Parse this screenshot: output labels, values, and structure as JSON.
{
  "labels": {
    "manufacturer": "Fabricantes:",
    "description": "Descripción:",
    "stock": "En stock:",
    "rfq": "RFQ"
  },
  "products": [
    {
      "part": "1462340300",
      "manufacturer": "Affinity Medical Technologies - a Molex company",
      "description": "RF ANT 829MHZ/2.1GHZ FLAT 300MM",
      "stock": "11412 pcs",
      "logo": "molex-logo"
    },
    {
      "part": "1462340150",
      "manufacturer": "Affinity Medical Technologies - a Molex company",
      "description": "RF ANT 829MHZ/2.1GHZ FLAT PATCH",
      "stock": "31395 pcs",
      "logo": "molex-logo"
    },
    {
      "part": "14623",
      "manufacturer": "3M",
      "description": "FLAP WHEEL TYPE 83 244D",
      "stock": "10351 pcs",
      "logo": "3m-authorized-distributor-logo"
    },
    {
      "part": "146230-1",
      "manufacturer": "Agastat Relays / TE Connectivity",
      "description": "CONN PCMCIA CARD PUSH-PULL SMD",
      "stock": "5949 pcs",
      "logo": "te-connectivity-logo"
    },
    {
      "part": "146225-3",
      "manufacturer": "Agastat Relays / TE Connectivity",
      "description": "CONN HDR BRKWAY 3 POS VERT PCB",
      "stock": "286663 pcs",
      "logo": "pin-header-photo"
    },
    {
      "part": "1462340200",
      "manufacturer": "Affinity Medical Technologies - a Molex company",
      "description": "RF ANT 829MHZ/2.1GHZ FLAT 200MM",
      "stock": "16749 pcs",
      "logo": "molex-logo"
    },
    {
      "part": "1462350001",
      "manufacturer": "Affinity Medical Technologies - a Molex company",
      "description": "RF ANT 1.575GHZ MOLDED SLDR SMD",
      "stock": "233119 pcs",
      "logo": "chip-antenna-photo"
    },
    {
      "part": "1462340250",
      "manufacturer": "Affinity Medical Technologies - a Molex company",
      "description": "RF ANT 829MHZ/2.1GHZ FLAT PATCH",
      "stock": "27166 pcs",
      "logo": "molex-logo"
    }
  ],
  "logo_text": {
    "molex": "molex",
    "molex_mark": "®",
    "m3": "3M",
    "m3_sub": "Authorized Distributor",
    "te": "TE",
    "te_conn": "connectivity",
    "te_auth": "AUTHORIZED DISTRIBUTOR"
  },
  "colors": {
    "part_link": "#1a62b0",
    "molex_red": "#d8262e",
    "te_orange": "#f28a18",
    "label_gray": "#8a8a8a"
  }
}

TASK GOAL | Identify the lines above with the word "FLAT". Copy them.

FINISHED TASK |
      "description": "RF ANT 829MHZ/2.1GHZ FLAT 300MM",
      "description": "RF ANT 829MHZ/2.1GHZ FLAT PATCH",
      "description": "RF ANT 829MHZ/2.1GHZ FLAT 200MM",
      "description": "RF ANT 829MHZ/2.1GHZ FLAT PATCH",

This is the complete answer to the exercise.